Here's my slightly cynical take on the megachurch's cancelling: They like success. Full pews. The idea that they'd do something for Christmas and have a half full (or less) arena was simply unpalatable.

Jim Jannotti said...


A propos of nothing in particular, and since you're in NE Ohio somewhere, I thought I'd mention that a group of local musicians sponsors a Christmas Coffeehouse each year (this will be the sixth annual). It's a lot of fun.

It happens on Sunday evening December 18th from 6pm til pretty late at The Bay Lodge on Bradley Road in Bay Village. I'll be there (I'm doing a set with a local guitarist named Sam Getz, scheduled for 10:20).

It's the kind of thing I'm guessing you might like from what I read here on your blog. And of course, there will be coffee and probably some philosophy too.



will smama said...

pcit - That reminds me how some folks have kind of warned me that there won't be many in church on Christmas Day. I try not to look at them disgust, but rather in love when I say, "So?"

We are doing a baptism that day and I have invited children of all ages to bring their favorite gift from the morning. Of course the eventual tie-in will be The Gift.

I will not be here for New Year's and I am sure that one will most definitely be a small crowd. Again, "so."

Jeff Nelson said...

Jim, thanks for the heads-up. That sounds like fun.

Will, what a great day for a baptism!

I like having fun with the smaller crowds. This is definitely the season for it too, because when the weather gets bad a lot of people stay home.

Kathryn said...

Goodness....Here it really wouldnt' be an option. Though a high proportion of the congregation will have been to the Crib service, or to the Midnight Mass on 24th, they will turn out in droves for either the 8.00 Eucharist or the main 10.00...and then we'll get a whole other lot appearing for the Family Service.

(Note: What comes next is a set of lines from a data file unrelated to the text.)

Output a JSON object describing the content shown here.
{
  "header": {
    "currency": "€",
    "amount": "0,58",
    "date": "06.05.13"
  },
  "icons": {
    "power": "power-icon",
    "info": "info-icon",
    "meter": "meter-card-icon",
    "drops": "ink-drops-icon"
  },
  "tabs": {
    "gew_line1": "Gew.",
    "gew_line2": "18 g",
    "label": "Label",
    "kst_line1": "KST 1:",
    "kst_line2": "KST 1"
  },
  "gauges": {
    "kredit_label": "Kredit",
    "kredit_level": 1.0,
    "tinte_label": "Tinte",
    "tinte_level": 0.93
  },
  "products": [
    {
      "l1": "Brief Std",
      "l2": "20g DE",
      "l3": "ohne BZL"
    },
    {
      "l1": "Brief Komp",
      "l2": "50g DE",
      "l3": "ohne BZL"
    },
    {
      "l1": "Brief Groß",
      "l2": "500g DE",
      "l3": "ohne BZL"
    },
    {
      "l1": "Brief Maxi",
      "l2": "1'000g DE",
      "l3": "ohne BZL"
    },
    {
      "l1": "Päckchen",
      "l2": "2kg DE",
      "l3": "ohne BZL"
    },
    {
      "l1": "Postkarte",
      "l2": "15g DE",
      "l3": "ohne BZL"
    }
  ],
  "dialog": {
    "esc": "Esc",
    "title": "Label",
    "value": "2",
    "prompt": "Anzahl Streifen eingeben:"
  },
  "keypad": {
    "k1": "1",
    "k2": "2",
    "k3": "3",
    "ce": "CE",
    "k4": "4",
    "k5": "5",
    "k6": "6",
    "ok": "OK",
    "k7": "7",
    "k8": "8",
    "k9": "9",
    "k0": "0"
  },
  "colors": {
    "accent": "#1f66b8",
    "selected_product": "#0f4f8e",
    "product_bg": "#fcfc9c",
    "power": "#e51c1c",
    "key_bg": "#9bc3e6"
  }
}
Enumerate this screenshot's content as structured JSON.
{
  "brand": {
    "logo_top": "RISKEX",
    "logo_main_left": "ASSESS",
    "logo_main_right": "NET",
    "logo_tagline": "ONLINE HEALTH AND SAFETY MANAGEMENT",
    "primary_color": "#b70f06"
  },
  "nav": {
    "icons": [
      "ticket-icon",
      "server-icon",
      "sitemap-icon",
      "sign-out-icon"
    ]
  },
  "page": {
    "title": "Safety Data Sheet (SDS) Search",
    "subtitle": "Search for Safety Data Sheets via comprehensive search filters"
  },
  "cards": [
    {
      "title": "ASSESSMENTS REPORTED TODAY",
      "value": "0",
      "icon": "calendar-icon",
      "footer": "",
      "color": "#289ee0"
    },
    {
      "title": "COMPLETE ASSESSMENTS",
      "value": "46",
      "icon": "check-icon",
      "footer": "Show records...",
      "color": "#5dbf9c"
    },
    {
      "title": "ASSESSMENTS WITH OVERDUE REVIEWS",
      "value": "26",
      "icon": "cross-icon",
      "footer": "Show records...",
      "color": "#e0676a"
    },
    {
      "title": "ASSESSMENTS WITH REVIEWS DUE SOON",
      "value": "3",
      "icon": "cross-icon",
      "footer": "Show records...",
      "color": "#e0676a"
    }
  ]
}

Just glad that it's all happening on a Sunday this year, so that we don't have the issue we had last year, when hardly anyone did come on 26th...but we still had to offer our full diet of 2 Eucharists and Evensong. Can't get my head round the possibility of no service on Christmas Day at all...

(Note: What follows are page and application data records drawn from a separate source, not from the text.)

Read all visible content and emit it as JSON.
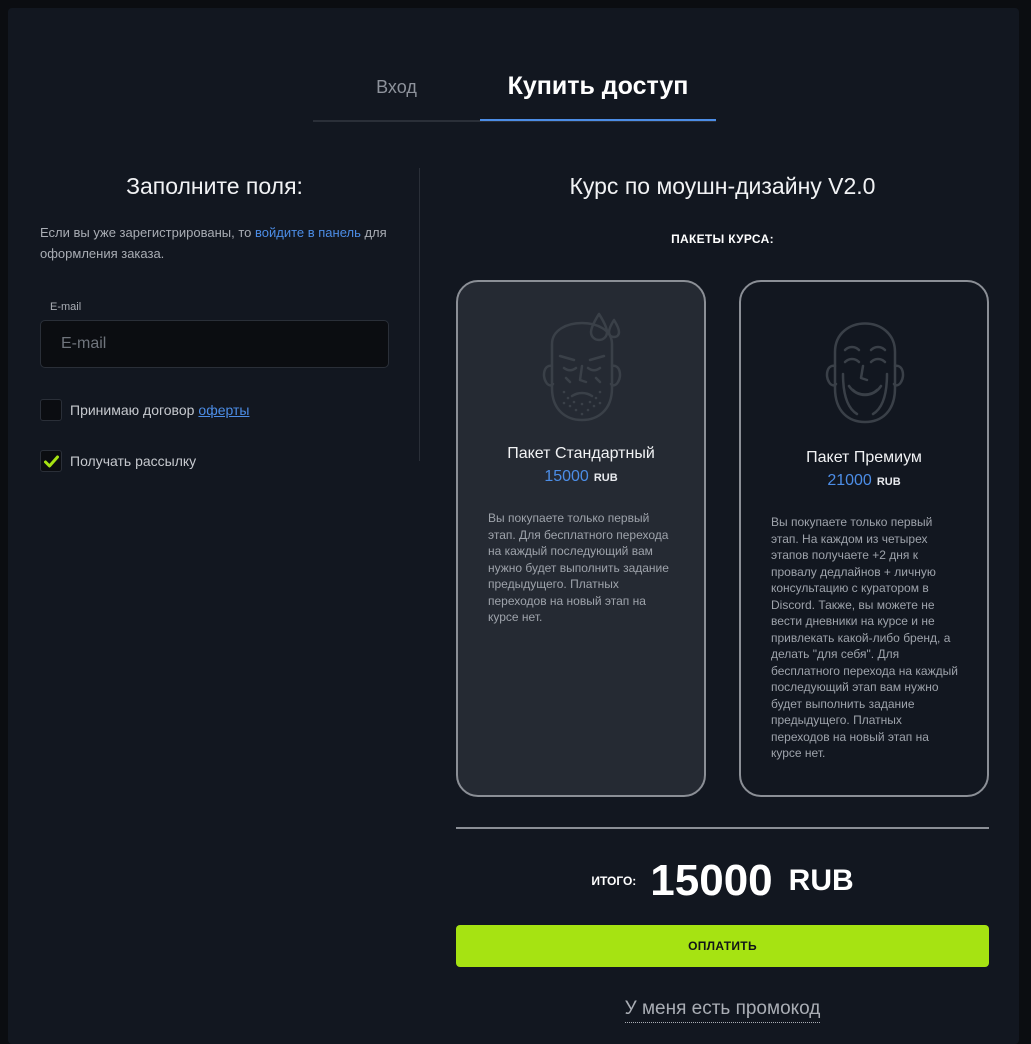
{
  "tabs": {
    "login": "Вход",
    "buy": "Купить доступ"
  },
  "form": {
    "title": "Заполните поля:",
    "note_before": "Если вы уже зарегистрированы, то ",
    "note_link": "войдите в панель",
    "note_after": " для оформления заказа.",
    "email_label": "E-mail",
    "email_placeholder": "E-mail",
    "email_value": "",
    "offer_text": "Принимаю договор",
    "offer_link": "оферты",
    "offer_checked": false,
    "newsletter_text": "Получать рассылку",
    "newsletter_checked": true
  },
  "course": {
    "title": "Курс по моушн-дизайну V2.0",
    "packages_label": "ПАКЕТЫ КУРСА:",
    "packages": [
      {
        "name": "Пакет Стандартный",
        "price": "15000",
        "currency": "RUB",
        "selected": true,
        "icon": "sweating-face-icon",
        "description": "Вы покупаете только первый этап. Для бесплатного перехода на каждый последующий вам нужно будет выполнить задание предыдущего. Платных переходов на новый этап на курсе нет."
      },
      {
        "name": "Пакет Премиум",
        "price": "21000",
        "currency": "RUB",
        "selected": false,
        "icon": "happy-old-face-icon",
        "description": "Вы покупаете только первый этап. На каждом из четырех этапов получаете +2 дня к провалу дедлайнов + личную консультацию с куратором в Discord. Также, вы можете не вести дневники на курсе и не привлекать какой-либо бренд, а делать \"для себя\". Для бесплатного перехода на каждый последующий этап вам нужно будет выполнить задание предыдущего. Платных переходов на новый этап на курсе нет."
      }
    ]
  },
  "total": {
    "label": "ИТОГО:",
    "amount": "15000",
    "currency": "RUB"
  },
  "pay_button": "ОПЛАТИТЬ",
  "promo_link": "У меня есть промокод",
  "colors": {
    "accent": "#4c8de6",
    "pay": "#a6e312",
    "check": "#a6e312",
    "panel": "#121720",
    "background": "#0b0d11"
  }
}
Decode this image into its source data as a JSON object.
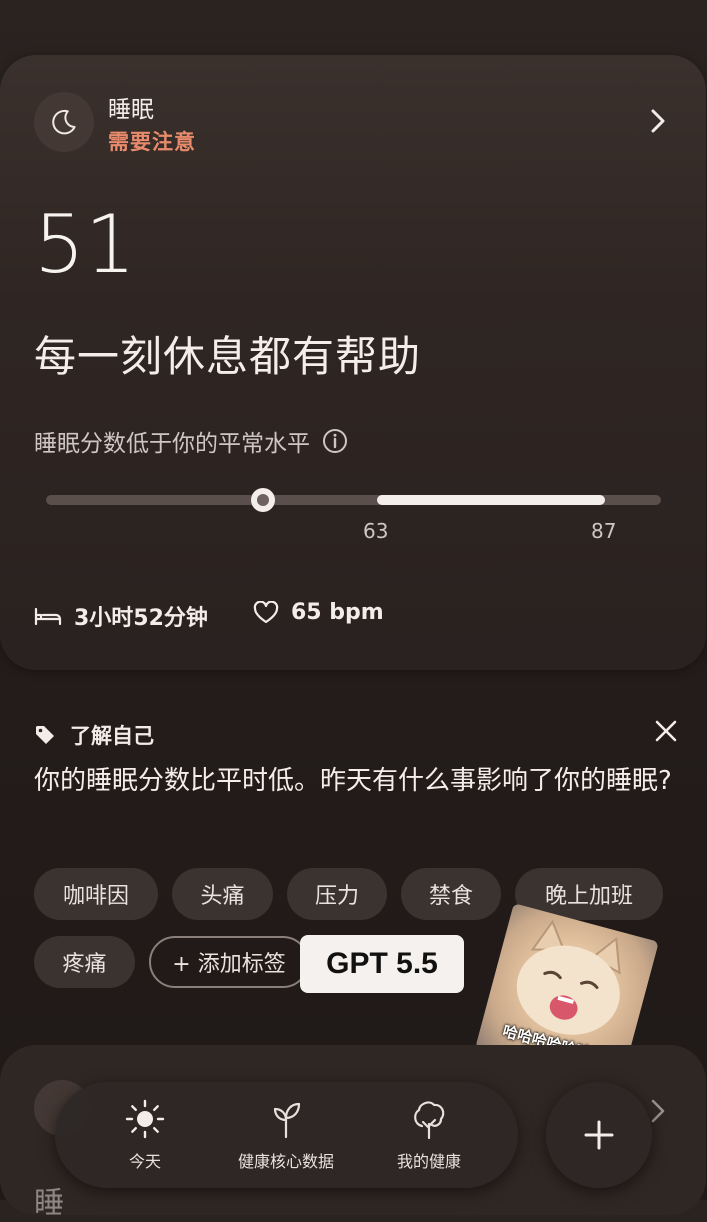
{
  "sleep_card": {
    "title": "睡眠",
    "status": "需要注意",
    "score": "51",
    "headline": "每一刻休息都有帮助",
    "subtitle": "睡眠分数低于你的平常水平",
    "score_value": 51,
    "usual_range": [
      63,
      87
    ],
    "range_low_label": "63",
    "range_high_label": "87",
    "duration": "3小时52分钟",
    "heart_rate": "65 bpm",
    "status_color": "#e88a6c"
  },
  "insight": {
    "label": "了解自己",
    "question": "你的睡眠分数比平时低。昨天有什么事影响了你的睡眠?",
    "tags": [
      "咖啡因",
      "头痛",
      "压力",
      "禁食",
      "晚上加班",
      "疼痛"
    ],
    "add_tag": "+ 添加标签"
  },
  "overlay": {
    "badge": "GPT 5.5",
    "meme_caption": "哈哈哈哈哈哈哈"
  },
  "next_card_partial": "睡",
  "nav": {
    "items": [
      {
        "label": "今天",
        "icon": "sun-icon"
      },
      {
        "label": "健康核心数据",
        "icon": "sprout-icon"
      },
      {
        "label": "我的健康",
        "icon": "tree-icon"
      }
    ]
  }
}
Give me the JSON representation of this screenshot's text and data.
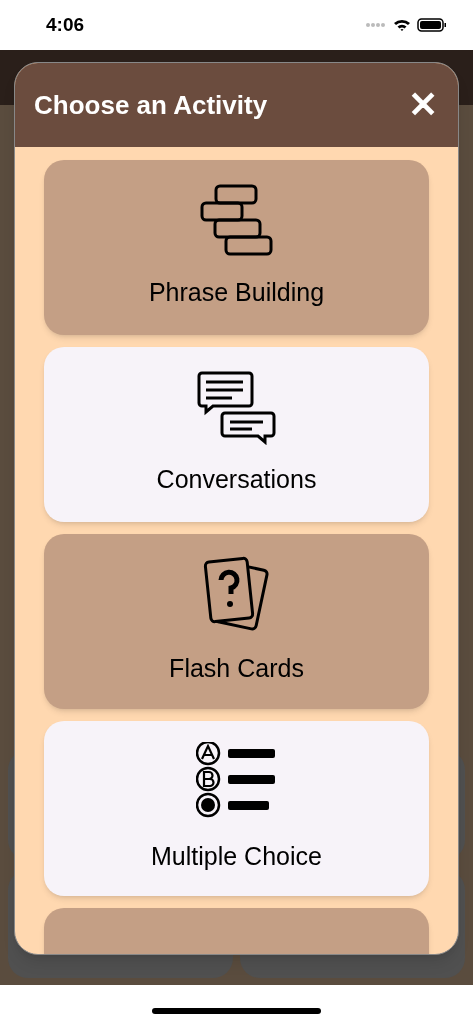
{
  "status_bar": {
    "time": "4:06"
  },
  "dialog": {
    "title": "Choose an Activity",
    "close": "✕"
  },
  "activities": [
    {
      "kind": "bricks",
      "label": "Phrase Building",
      "color": "#c49f85"
    },
    {
      "kind": "chat",
      "label": "Conversations",
      "color": "#f7f3f9"
    },
    {
      "kind": "cards",
      "label": "Flash Cards",
      "color": "#c49f85"
    },
    {
      "kind": "choice",
      "label": "Multiple Choice",
      "color": "#f7f3f9"
    },
    {
      "kind": "partial",
      "color": "#c49f85"
    }
  ]
}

see-through faith said...

we celebrate communion on the last Sunday of the month - which happens to be Christmas Day

I've put a suggestion forward how we might do it

New Years Day isn't a spiritual holiday in my opinion - the start of the church year Advent Sunday is way more important for me personally but maybe I'm old fashioned.

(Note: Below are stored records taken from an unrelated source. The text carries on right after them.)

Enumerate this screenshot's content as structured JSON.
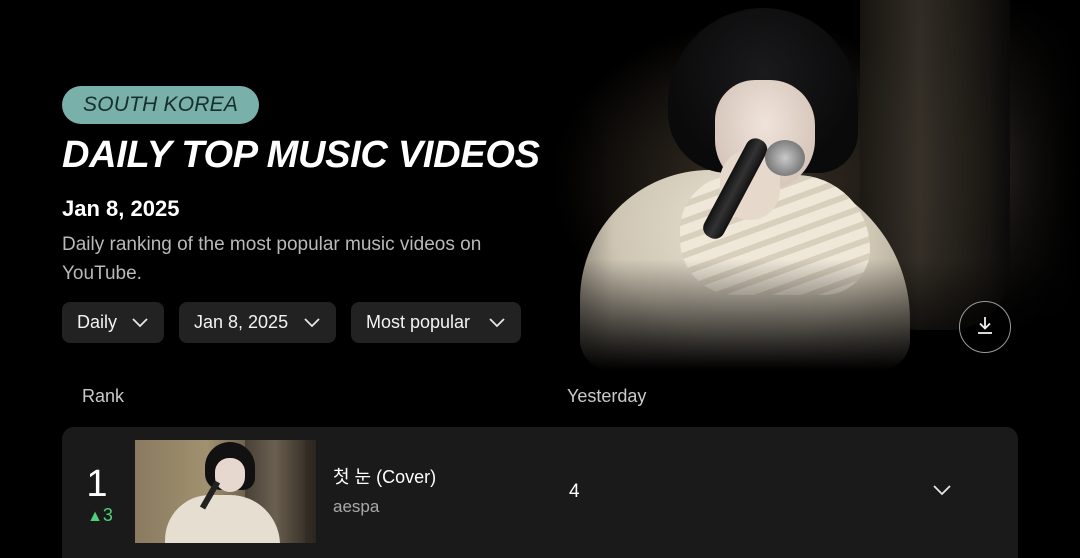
{
  "header": {
    "badge": "SOUTH KOREA",
    "title": "DAILY TOP MUSIC VIDEOS",
    "date": "Jan 8, 2025",
    "description": "Daily ranking of the most popular music videos on YouTube."
  },
  "filters": {
    "period": {
      "value": "Daily",
      "icon": "chevron-down-icon"
    },
    "date": {
      "value": "Jan 8, 2025",
      "icon": "chevron-down-icon"
    },
    "sort": {
      "value": "Most popular",
      "icon": "chevron-down-icon"
    }
  },
  "download": {
    "icon": "download-icon"
  },
  "table": {
    "columns": {
      "rank": "Rank",
      "yesterday": "Yesterday"
    },
    "rows": [
      {
        "rank": "1",
        "change": "3",
        "change_direction": "up",
        "title": "첫 눈 (Cover)",
        "artist": "aespa",
        "yesterday": "4"
      }
    ]
  },
  "colors": {
    "background": "#000000",
    "badge": "#7ab0aa",
    "rank_up": "#4fd07b",
    "surface": "#1a1a1a",
    "control": "#222222"
  }
}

I have no idea what kind of service we'll have on NY's morning, but know that at 11am I'll be there!

6th Jan here is a holy day too. In past years we haven't had a service which has made me rather sad.

I just don't think you cancel a Sunday service. Full stop . But maybe I'm missing something ? who knows?

PS our congregation is decimated at Christmas, Easter and June - August beczasuse so many of our congregation are uni. students, but we are I think the only UMC Finland church (Swedish speaking) to have services through the summer, and I'm glad we do. So many new people find us when visiting our city and our own congregation - those who actually live in the city - need to worship togetehr no matter how few of us there are (usually about 30 most Sundays 'off season')

Each and every person counts!